TO WHICH IS ADDED
LAWS NOT EXPRESSLY REPEALED BY THE CIVIL
TREATIES WITH FOREIGN NATIONS.
PUBLISHED BY AUTHORITY.
UAPVABO COLLEGE LIBRARY
THE ESTATE OF
The following Joint Resolution was passed by the Legislature in the year 1856, to provide for the codification and revision of the existing laws, (except the Penal Code of 1850,) which were defective in many particulars, and inconvenient of reference on account of their being scattered through many separate volumes, and from the numerous alterations which had been made in them from time to time, since the passage of the Organic Acts of 1845-6.

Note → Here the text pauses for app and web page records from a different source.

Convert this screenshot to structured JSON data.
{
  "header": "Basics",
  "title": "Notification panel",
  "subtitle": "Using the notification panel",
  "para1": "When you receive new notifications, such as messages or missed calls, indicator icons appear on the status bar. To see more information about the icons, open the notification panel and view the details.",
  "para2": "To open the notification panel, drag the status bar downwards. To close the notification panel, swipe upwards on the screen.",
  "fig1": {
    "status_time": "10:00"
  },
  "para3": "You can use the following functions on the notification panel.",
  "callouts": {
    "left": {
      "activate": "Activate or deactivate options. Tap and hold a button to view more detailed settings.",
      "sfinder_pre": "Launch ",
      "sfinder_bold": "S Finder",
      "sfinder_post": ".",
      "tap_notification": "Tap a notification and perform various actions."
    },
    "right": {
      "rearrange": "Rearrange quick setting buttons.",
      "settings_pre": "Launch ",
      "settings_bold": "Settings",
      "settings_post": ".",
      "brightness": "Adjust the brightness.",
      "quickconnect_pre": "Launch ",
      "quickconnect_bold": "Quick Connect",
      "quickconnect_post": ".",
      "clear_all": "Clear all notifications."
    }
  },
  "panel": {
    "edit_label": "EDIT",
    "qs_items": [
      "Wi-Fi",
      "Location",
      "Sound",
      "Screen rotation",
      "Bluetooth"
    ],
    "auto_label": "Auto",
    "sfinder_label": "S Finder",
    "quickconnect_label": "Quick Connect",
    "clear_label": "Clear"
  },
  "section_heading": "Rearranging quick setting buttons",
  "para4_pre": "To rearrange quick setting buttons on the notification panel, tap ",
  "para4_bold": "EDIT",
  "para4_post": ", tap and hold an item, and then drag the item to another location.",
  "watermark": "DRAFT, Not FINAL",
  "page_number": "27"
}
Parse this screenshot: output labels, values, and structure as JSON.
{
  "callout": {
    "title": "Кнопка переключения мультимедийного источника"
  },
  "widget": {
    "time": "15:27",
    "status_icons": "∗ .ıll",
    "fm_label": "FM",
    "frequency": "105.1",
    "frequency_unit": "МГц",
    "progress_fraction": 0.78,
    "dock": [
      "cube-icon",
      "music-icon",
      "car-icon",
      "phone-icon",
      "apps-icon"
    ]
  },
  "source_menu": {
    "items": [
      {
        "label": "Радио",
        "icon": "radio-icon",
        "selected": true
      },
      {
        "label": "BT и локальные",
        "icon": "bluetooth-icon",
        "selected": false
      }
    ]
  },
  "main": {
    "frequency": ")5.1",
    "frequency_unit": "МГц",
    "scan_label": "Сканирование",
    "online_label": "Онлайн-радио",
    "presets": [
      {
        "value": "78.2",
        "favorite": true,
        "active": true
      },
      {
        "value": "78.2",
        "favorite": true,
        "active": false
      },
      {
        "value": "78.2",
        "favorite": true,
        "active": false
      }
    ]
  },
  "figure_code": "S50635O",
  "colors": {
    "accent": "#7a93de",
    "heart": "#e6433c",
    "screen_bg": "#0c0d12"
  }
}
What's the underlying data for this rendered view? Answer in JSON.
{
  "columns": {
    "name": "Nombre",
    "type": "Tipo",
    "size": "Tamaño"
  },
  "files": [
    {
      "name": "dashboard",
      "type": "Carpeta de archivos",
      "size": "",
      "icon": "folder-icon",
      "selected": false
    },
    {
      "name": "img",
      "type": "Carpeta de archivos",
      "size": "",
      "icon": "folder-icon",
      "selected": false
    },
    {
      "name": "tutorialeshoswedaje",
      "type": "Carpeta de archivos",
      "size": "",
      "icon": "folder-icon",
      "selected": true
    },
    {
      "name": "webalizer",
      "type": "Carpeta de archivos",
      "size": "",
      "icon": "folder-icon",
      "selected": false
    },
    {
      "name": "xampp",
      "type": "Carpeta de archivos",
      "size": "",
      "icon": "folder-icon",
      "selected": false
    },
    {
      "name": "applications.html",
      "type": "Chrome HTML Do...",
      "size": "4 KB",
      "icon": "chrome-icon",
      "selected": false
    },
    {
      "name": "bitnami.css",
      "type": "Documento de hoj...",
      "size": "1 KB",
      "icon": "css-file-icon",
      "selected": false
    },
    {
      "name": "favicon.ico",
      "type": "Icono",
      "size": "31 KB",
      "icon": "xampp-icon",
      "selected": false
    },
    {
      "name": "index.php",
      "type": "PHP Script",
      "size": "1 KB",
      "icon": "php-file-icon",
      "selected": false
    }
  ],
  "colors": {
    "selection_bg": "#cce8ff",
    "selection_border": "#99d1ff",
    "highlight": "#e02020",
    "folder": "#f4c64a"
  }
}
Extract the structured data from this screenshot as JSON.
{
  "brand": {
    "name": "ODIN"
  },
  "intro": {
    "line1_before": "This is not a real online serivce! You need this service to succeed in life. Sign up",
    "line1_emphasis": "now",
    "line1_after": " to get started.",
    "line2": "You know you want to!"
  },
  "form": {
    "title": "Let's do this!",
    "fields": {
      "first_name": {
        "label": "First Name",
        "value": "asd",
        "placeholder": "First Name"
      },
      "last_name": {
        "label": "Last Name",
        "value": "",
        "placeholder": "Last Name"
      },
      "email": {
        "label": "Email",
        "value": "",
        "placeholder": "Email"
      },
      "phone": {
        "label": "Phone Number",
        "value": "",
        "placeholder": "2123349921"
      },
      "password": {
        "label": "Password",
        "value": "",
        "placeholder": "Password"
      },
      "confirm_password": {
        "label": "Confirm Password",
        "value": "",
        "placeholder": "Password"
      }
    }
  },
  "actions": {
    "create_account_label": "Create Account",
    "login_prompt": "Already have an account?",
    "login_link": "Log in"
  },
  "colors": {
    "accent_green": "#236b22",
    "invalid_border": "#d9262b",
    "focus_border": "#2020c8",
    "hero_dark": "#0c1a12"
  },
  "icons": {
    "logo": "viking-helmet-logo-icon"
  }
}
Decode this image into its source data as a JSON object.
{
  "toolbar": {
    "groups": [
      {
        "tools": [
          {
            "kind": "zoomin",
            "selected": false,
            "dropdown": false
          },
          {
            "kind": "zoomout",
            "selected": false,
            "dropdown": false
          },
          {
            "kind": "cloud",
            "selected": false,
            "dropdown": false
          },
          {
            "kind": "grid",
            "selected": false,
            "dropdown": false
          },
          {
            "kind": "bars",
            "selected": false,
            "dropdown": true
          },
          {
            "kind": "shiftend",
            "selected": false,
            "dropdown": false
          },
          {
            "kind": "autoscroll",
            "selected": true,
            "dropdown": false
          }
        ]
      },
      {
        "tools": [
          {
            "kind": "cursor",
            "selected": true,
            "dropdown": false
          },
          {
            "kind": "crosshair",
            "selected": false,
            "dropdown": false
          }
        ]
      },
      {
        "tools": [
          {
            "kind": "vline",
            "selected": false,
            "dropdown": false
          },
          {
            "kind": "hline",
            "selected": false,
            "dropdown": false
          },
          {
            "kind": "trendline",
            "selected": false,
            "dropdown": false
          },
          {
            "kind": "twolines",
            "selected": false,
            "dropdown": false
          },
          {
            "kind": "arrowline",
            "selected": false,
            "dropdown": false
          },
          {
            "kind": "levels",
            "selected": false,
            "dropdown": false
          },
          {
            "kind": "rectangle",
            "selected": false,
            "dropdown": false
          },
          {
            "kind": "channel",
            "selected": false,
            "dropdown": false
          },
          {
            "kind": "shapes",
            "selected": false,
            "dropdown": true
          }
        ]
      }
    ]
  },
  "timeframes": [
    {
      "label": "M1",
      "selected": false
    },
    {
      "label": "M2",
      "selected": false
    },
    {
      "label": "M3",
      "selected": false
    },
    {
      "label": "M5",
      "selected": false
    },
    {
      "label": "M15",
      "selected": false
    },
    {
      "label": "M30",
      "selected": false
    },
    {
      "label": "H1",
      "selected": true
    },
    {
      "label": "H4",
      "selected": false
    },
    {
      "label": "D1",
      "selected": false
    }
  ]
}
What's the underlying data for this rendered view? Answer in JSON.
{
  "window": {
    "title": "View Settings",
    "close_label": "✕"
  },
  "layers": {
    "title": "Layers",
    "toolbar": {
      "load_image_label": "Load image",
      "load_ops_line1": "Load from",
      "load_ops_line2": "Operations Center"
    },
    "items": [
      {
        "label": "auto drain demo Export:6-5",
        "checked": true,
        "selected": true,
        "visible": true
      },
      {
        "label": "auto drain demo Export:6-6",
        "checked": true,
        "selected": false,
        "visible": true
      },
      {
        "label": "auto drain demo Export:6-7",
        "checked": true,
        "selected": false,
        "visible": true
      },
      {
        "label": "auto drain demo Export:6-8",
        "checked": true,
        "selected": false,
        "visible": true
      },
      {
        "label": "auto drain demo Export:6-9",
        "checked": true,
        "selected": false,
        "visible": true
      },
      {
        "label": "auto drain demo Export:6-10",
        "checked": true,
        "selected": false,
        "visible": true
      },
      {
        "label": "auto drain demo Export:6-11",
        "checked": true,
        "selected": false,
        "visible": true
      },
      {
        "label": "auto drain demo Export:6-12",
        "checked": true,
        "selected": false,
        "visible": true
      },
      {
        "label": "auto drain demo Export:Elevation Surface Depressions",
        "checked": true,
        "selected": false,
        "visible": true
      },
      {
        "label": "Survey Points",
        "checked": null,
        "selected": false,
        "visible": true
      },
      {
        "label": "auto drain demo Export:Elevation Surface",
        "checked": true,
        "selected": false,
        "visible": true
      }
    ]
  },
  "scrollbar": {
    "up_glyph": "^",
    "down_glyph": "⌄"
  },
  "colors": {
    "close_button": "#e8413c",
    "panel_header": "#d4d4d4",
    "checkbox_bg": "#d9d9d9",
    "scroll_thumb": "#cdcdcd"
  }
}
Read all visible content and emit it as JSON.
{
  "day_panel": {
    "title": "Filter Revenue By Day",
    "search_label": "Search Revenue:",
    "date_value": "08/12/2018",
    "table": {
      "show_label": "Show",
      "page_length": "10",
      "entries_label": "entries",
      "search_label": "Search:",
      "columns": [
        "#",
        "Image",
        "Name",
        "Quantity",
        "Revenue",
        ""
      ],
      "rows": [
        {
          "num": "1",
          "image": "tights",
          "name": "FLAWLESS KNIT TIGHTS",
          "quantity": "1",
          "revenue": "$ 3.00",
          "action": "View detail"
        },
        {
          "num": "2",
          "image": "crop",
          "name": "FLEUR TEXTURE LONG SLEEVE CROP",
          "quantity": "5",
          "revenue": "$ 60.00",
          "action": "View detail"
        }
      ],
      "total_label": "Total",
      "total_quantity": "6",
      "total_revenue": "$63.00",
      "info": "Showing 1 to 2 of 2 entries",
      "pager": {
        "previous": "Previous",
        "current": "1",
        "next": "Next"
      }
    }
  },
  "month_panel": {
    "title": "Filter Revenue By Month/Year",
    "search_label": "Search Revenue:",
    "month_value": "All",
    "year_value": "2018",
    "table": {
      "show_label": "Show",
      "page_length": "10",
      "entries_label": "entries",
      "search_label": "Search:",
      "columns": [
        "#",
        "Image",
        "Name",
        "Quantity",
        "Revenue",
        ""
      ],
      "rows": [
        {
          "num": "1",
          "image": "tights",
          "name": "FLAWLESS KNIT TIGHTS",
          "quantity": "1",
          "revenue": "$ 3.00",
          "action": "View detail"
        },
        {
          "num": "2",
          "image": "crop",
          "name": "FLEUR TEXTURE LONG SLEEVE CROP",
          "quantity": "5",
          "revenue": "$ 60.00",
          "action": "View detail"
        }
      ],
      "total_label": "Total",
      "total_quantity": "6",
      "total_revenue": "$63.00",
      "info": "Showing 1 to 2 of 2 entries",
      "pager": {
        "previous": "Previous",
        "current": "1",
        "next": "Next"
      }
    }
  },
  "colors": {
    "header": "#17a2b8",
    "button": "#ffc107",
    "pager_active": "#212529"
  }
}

JOINT RESOLUTION. “RESOLVED, That whereas, it is desirable to codify our existing laws, His Royal Highness, Prince Kamehameha, the Honorable W. L. Lee, Chief Justice, and the Honorable George M. Robertson, Associate Judge of the Supreme Court, are appointed a committee to prepare a complete Civil Code, adding notes with reference to important decisions of court under the laws, wherever they may think necessary, and to report the same for the sanction of the Legislature of 1858, with an appropriate index for facility of reference.”
In pursuance of this resolution, the work of preparing the Civil Code was commenced, soon after the adjournment of the Legislature in 1856, but was much retarded by the illness and death of Chief Justice Lee. The Honorable E. H. Allen having been appointed to fill the vacancy in the codifying commission, the draft of the New Code was nearly completed when the Legislature met in June, 1858. The commissioners having reported, the Legislature appointed a Joint Special Committee, consisting of five members from each House, to whom was referred the proposed Code, with instructions to report thereon at an adjourned session, to commence on the first Monday of December following. The work was thoroughly examined by the Joint Committee, and afterwards discussed at length in the Legislature, where many alterations were made in the original draft. The Code, as now published, was finally passed by both Houses on the 2d, and received the Royal Assent on the 17th day of May, 1859.
In accordance with a Joint Resolution of the Legislature, the undersigned were appointed by the Minister of the Interior to compare the Hawaiian and